Under a perfect spring day, the fifth annual North Shore Ocean Fest kicked off at Turtle Bay on June 4, drawing hundreds of families to the resort’s grounds and coastline for the free daylong event. As a means to celebrate and educate the people—and especially keiki of Hawaii—on the importance of protecting our seas, this year’s gathering was a huge success. Complete with live music, student art and poetry presentations, food booths, art and crafts vendors, more than 30 informational booths, and a keiki hula show, Ocean Fest helped strengthen our community while simultaneously educating the public about the plights facing our oceans.
Whether it’s our love affair with fishing, surfing, diving, or simply being near the water, our oceans have come to define who we are in Hawaii. For the early Hawaiians, who voyaged to these islands along countless miles of ocean, or the surfers of today, we are nothing without the sea. The ocean has shaped our collective identity as much as any other driving force. Considering pollution, climate change, and globalization, our oceans have shown that they are not immune to the effects of man and it’s of the utmost importance that we protect something that’s become so vital to our community.
The Ocean Fest’s roots actually date back to 2011 and Dotty Kelly-Paddock of the North Shore Ocean Education Coalition. By providing experiential and educational opportunities about Hawaii’s marine life for our keiki, this group helped to create a new generation of environmentally minded stewards. On the heels of the great work that the North Shore Ocean Education Coalition has undertaken, Turtle Bay partnered with the group to create the family-friendly Ocean Fest that we’ve all come to look forward to every year.
To boot, all funds raised by the Ocean Fest are used to sustain marine education for North Shore students in grades K through 12. To further contribute and keep the good work going, the proceeds raised by selling this year’s Ocean Fest tee-shirts, designed by local artist Lauren Roth, also support ocean education for North Shore keiki.
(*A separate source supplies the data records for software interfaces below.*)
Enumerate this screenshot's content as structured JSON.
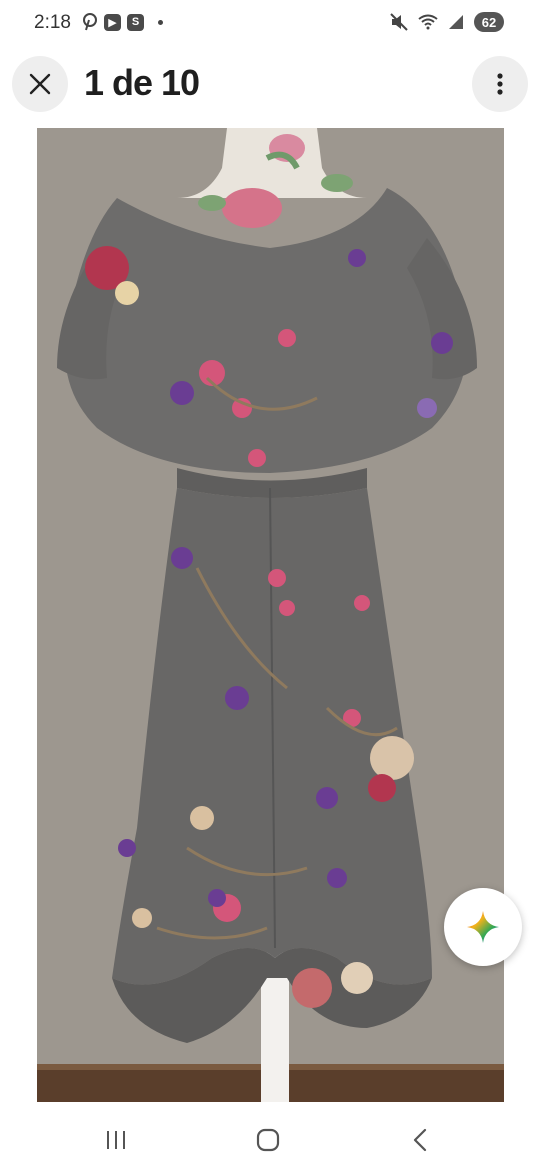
{
  "status_bar": {
    "time": "2:18",
    "left_icons": [
      "pinterest-icon",
      "youtube-icon",
      "s-app-icon"
    ],
    "right_icons": [
      "mute-icon",
      "wifi-icon",
      "signal-icon"
    ],
    "battery": "62"
  },
  "header": {
    "title": "1 de 10",
    "close_icon": "close-icon",
    "more_icon": "more-vert-icon"
  },
  "photo": {
    "subject": "dress-photo"
  },
  "fab": {
    "icon": "sparkle-icon"
  },
  "nav_bar": {
    "items": [
      "recent-apps-icon",
      "home-icon",
      "back-icon"
    ]
  },
  "colors": {
    "background": "#ffffff",
    "button_bg": "#eeeeee",
    "dress_gray": "#6b6a69",
    "wall": "#9b958d"
  }
}
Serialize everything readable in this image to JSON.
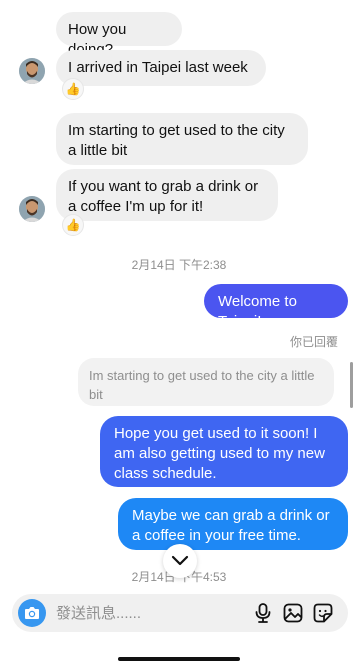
{
  "thread": {
    "incoming": [
      {
        "text": "How you doing?"
      },
      {
        "text": "I arrived in Taipei last week",
        "reaction": "👍"
      },
      {
        "text": "Im starting to get used to the city a little bit"
      },
      {
        "text": "If you want to grab a drink or a coffee I'm up for it!",
        "reaction": "👍"
      }
    ],
    "timestamp_1": "2月14日 下午2:38",
    "outgoing_1": {
      "text": "Welcome to Taipei!"
    },
    "reply_note": "你已回覆",
    "quoted_text": "Im starting to get used to the city a little bit",
    "outgoing_2": {
      "text": "Hope you get used to it soon! I am also getting used to my new class schedule."
    },
    "outgoing_3": {
      "text": "Maybe we can grab a drink or a coffee in your free time."
    },
    "timestamp_2": "2月14日 下午4:53"
  },
  "composer": {
    "placeholder": "發送訊息......"
  },
  "icons": {
    "camera": "camera-icon",
    "microphone": "microphone-icon",
    "gallery": "gallery-icon",
    "sticker": "sticker-icon",
    "scroll_down": "chevron-down-icon"
  },
  "colors": {
    "incoming_bubble": "#efefef",
    "outgoing_top": "#4b55f0",
    "outgoing_bottom": "#1e88f5",
    "camera_button": "#3797f0"
  }
}
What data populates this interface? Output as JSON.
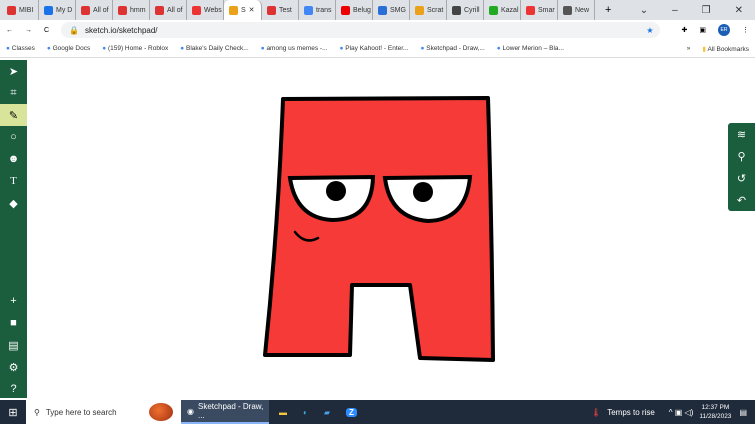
{
  "tabs": [
    {
      "label": "MIBI",
      "color": "#d33"
    },
    {
      "label": "My D",
      "color": "#1a73e8"
    },
    {
      "label": "All of",
      "color": "#d33"
    },
    {
      "label": "hmm",
      "color": "#d33"
    },
    {
      "label": "All of",
      "color": "#d33"
    },
    {
      "label": "Webs",
      "color": "#e33"
    },
    {
      "label": "S",
      "color": "#e9a21a",
      "active": true
    },
    {
      "label": "Test",
      "color": "#d33"
    },
    {
      "label": "trans",
      "color": "#4285f4"
    },
    {
      "label": "Belug",
      "color": "#e00"
    },
    {
      "label": "SMG",
      "color": "#2a6fd6"
    },
    {
      "label": "Scrat",
      "color": "#e9a21a"
    },
    {
      "label": "Cyrill",
      "color": "#444"
    },
    {
      "label": "Kazal",
      "color": "#2a2"
    },
    {
      "label": "Smar",
      "color": "#e33"
    },
    {
      "label": "New",
      "color": "#555"
    }
  ],
  "url": "sketch.io/sketchpad/",
  "profile": "ER",
  "bookmarks": [
    "Classes",
    "Google Docs",
    "(159) Home - Roblox",
    "Blake's Daily Check...",
    "among us memes -...",
    "Play Kahoot! - Enter...",
    "Sketchpad - Draw,...",
    "Lower Merion – Bla..."
  ],
  "all_bookmarks": "All Bookmarks",
  "taskbar": {
    "search_placeholder": "Type here to search",
    "app": "Sketchpad - Draw, ...",
    "weather": "Temps to rise",
    "time": "12:37 PM",
    "date": "11/28/2023"
  },
  "colors": {
    "letter": "#f53a38",
    "toolbar": "#1b5e3d",
    "selected_tool": "#d7e49a"
  }
}
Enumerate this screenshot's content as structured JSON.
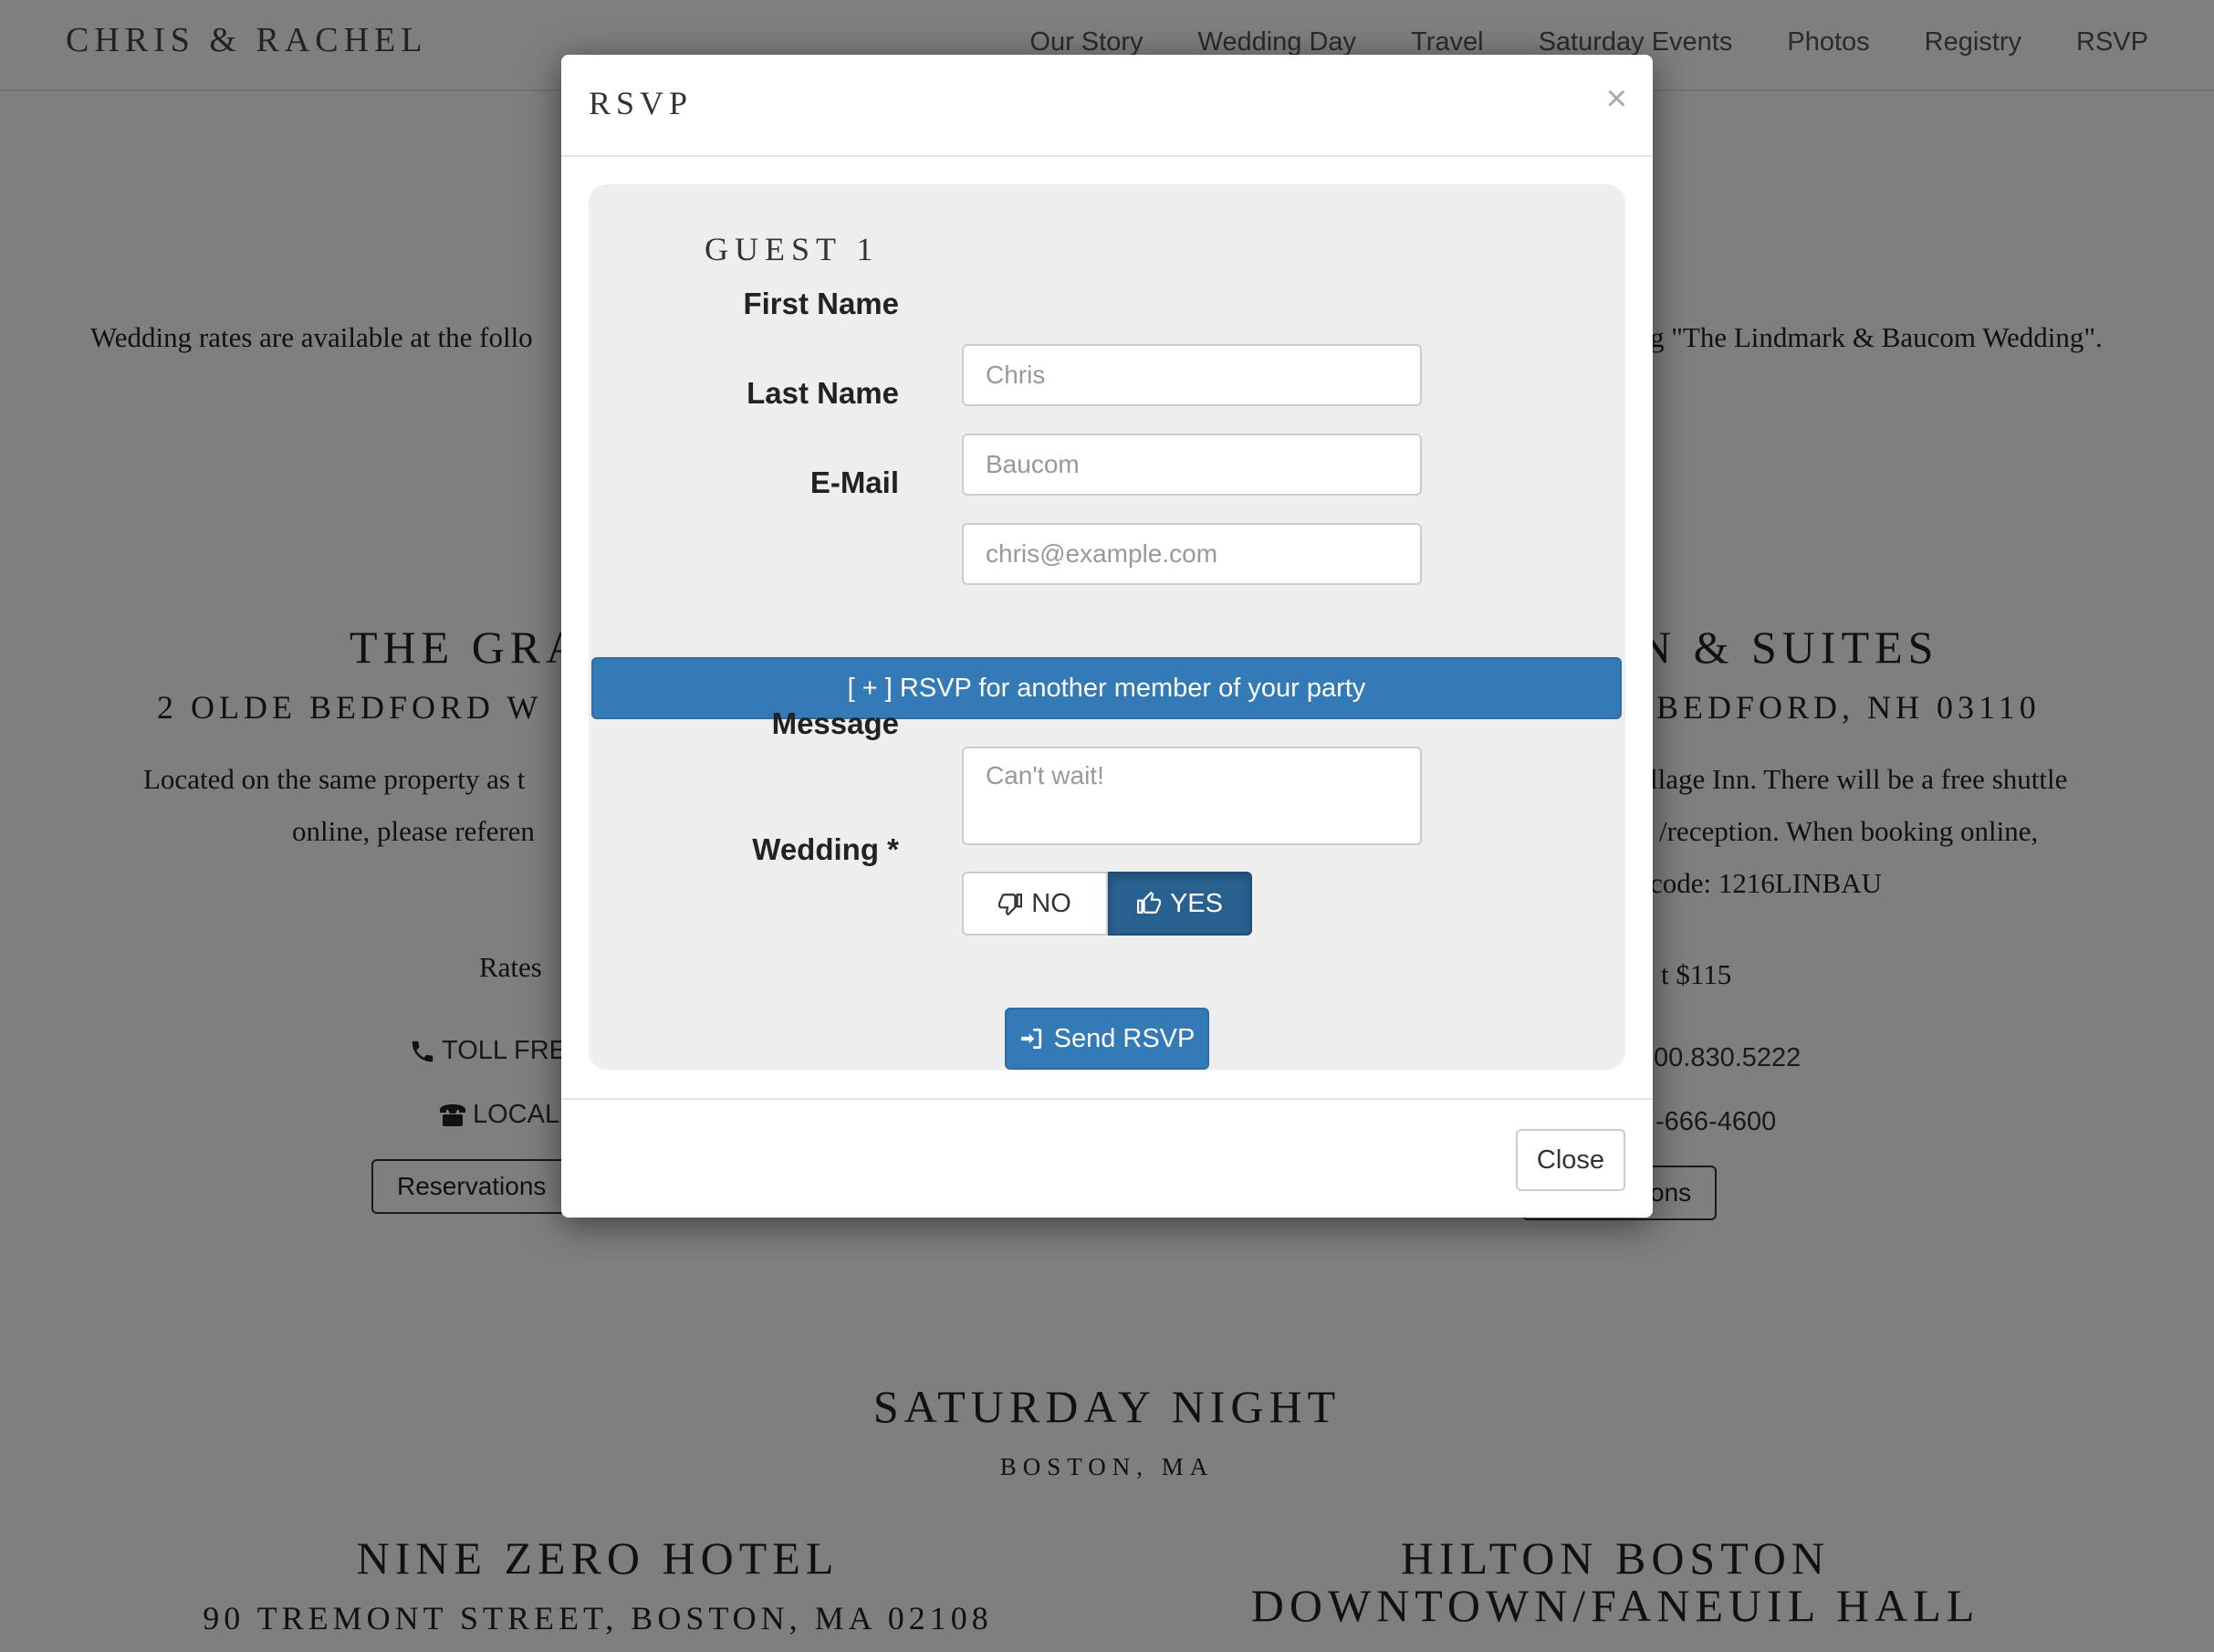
{
  "nav": {
    "brand": "CHRIS & RACHEL",
    "links": [
      "Our Story",
      "Wedding Day",
      "Travel",
      "Saturday Events",
      "Photos",
      "Registry",
      "RSVP"
    ]
  },
  "background": {
    "intro_left": "Wedding rates are available at the follo",
    "intro_right": "g \"The Lindmark & Baucom Wedding\".",
    "hotel_left": {
      "title": "THE GRA",
      "address": "2 OLDE BEDFORD W",
      "para_line1": "Located on the same property as t",
      "para_line2": "online, please referen",
      "rates": "Rates",
      "toll_free": "TOLL FRE",
      "local": "LOCAL",
      "button": "Reservations"
    },
    "hotel_right": {
      "title": "N & SUITES",
      "address": ", BEDFORD, NH 03110",
      "para_line1": "llage Inn. There will be a free shuttle",
      "para_line2": "/reception. When booking online,",
      "para_line3": "code: 1216LINBAU",
      "rates": "t $115",
      "toll_free": "00.830.5222",
      "local": "-666-4600",
      "button": "ons"
    },
    "saturday": {
      "title": "SATURDAY NIGHT",
      "subtitle": "BOSTON, MA"
    },
    "hotel3": {
      "title": "NINE ZERO HOTEL",
      "address": "90 TREMONT STREET, BOSTON, MA 02108"
    },
    "hotel4": {
      "title_line1": "HILTON BOSTON",
      "title_line2": "DOWNTOWN/FANEUIL HALL"
    }
  },
  "modal": {
    "title": "RSVP",
    "close_symbol": "×",
    "guest_heading": "GUEST 1",
    "first_name_label": "First Name",
    "first_name_placeholder": "Chris",
    "last_name_label": "Last Name",
    "last_name_placeholder": "Baucom",
    "email_label": "E-Mail",
    "email_placeholder": "chris@example.com",
    "add_party_label": "[ + ] RSVP for another member of your party",
    "message_label": "Message",
    "message_placeholder": "Can't wait!",
    "wedding_label": "Wedding *",
    "no_label": "NO",
    "yes_label": "YES",
    "selected": "YES",
    "send_label": "Send RSVP",
    "footer_close_label": "Close"
  },
  "colors": {
    "primary": "#337ab7",
    "active": "#286090",
    "backdrop": "rgba(0,0,0,0.5)"
  },
  "icons": {
    "no": "thumbs-down-icon",
    "yes": "thumbs-up-icon",
    "send": "sign-in-icon",
    "phone": "phone-icon",
    "local": "old-phone-icon"
  }
}
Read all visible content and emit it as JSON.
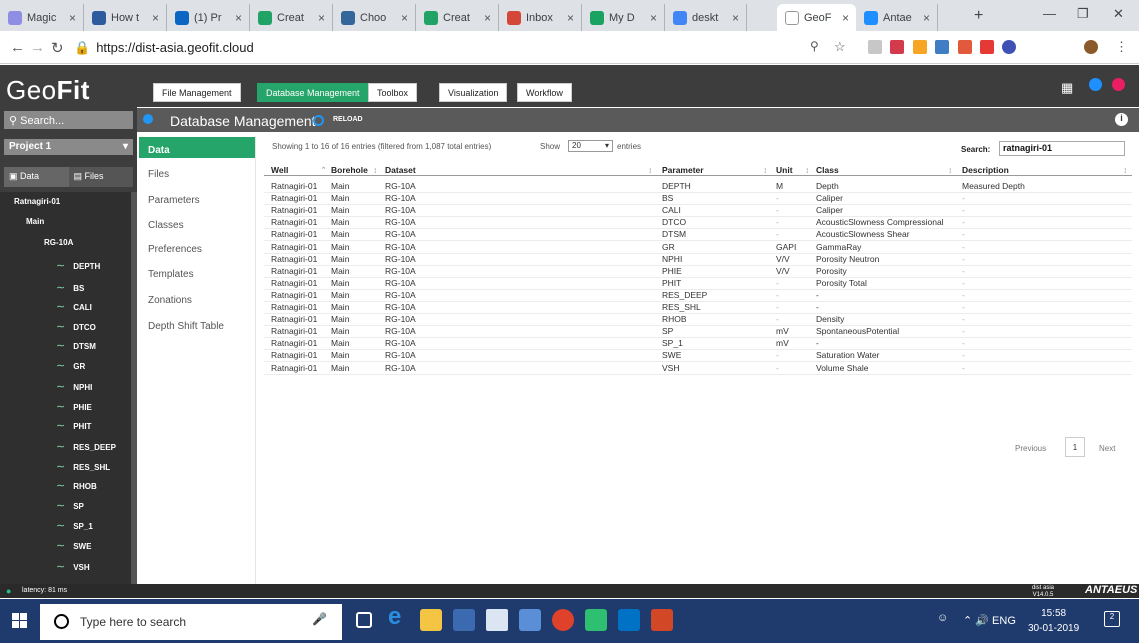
{
  "browser": {
    "tabs": [
      "Magic",
      "How t",
      "(1) Pr",
      "Creat",
      "Choo",
      "Creat",
      "Inbox",
      "My D",
      "deskt",
      "GeoF",
      "Antae"
    ],
    "url": "https://dist-asia.geofit.cloud"
  },
  "app": {
    "logo_light": "Geo",
    "logo_bold": "Fit",
    "search_placeholder": "Search...",
    "project": "Project 1",
    "left_tabs": [
      "Data",
      "Files"
    ],
    "tree": {
      "well": "Ratnagiri-01",
      "borehole": "Main",
      "dataset": "RG-10A",
      "curves": [
        "DEPTH",
        "BS",
        "CALI",
        "DTCO",
        "DTSM",
        "GR",
        "NPHI",
        "PHIE",
        "PHIT",
        "RES_DEEP",
        "RES_SHL",
        "RHOB",
        "SP",
        "SP_1",
        "SWE",
        "VSH"
      ]
    },
    "menu": [
      "File Management",
      "Database Management",
      "Toolbox",
      "Visualization",
      "Workflow"
    ],
    "section_title": "Database Management",
    "reload": "RELOAD",
    "side_menu": [
      "Data",
      "Files",
      "Parameters",
      "Classes",
      "Preferences",
      "Templates",
      "Zonations",
      "Depth Shift Table"
    ],
    "table": {
      "info": "Showing 1 to 16 of 16 entries (filtered from 1,087 total entries)",
      "show_label": "Show",
      "show_value": "20",
      "entries_label": "entries",
      "search_label": "Search:",
      "search_value": "ratnagiri-01",
      "columns": [
        "Well",
        "Borehole",
        "Dataset",
        "Parameter",
        "Unit",
        "Class",
        "Description"
      ],
      "rows": [
        [
          "Ratnagiri-01",
          "Main",
          "RG-10A",
          "DEPTH",
          "M",
          "Depth",
          "Measured Depth"
        ],
        [
          "Ratnagiri-01",
          "Main",
          "RG-10A",
          "BS",
          "-",
          "Caliper",
          "-"
        ],
        [
          "Ratnagiri-01",
          "Main",
          "RG-10A",
          "CALI",
          "-",
          "Caliper",
          "-"
        ],
        [
          "Ratnagiri-01",
          "Main",
          "RG-10A",
          "DTCO",
          "-",
          "AcousticSlowness Compressional",
          "-"
        ],
        [
          "Ratnagiri-01",
          "Main",
          "RG-10A",
          "DTSM",
          "-",
          "AcousticSlowness Shear",
          "-"
        ],
        [
          "Ratnagiri-01",
          "Main",
          "RG-10A",
          "GR",
          "GAPI",
          "GammaRay",
          "-"
        ],
        [
          "Ratnagiri-01",
          "Main",
          "RG-10A",
          "NPHI",
          "V/V",
          "Porosity Neutron",
          "-"
        ],
        [
          "Ratnagiri-01",
          "Main",
          "RG-10A",
          "PHIE",
          "V/V",
          "Porosity",
          "-"
        ],
        [
          "Ratnagiri-01",
          "Main",
          "RG-10A",
          "PHIT",
          "-",
          "Porosity Total",
          "-"
        ],
        [
          "Ratnagiri-01",
          "Main",
          "RG-10A",
          "RES_DEEP",
          "-",
          "-",
          "-"
        ],
        [
          "Ratnagiri-01",
          "Main",
          "RG-10A",
          "RES_SHL",
          "-",
          "-",
          "-"
        ],
        [
          "Ratnagiri-01",
          "Main",
          "RG-10A",
          "RHOB",
          "-",
          "Density",
          "-"
        ],
        [
          "Ratnagiri-01",
          "Main",
          "RG-10A",
          "SP",
          "mV",
          "SpontaneousPotential",
          "-"
        ],
        [
          "Ratnagiri-01",
          "Main",
          "RG-10A",
          "SP_1",
          "mV",
          "-",
          "-"
        ],
        [
          "Ratnagiri-01",
          "Main",
          "RG-10A",
          "SWE",
          "-",
          "Saturation Water",
          "-"
        ],
        [
          "Ratnagiri-01",
          "Main",
          "RG-10A",
          "VSH",
          "-",
          "Volume Shale",
          "-"
        ]
      ],
      "pagination": {
        "previous": "Previous",
        "page": "1",
        "next": "Next"
      }
    },
    "status": {
      "latency": "latency: 81 ms",
      "version_name": "dist asia",
      "version": "V14.0.5",
      "brand": "ANTAEUS"
    }
  },
  "taskbar": {
    "search_placeholder": "Type here to search",
    "lang": "ENG",
    "time": "15:58",
    "date": "30-01-2019",
    "notifications": "2"
  },
  "colors": {
    "accent_green": "#26a56a",
    "sidebar_dark": "#3d3d3d",
    "taskbar_blue": "#1f3b6d"
  }
}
Whether it was the live music, talk story sessions, delicious local grinds and art exhibits, the 2016 Ocean Fest was a huge success and we at Turtle Bay look forward to supporting it well into the future.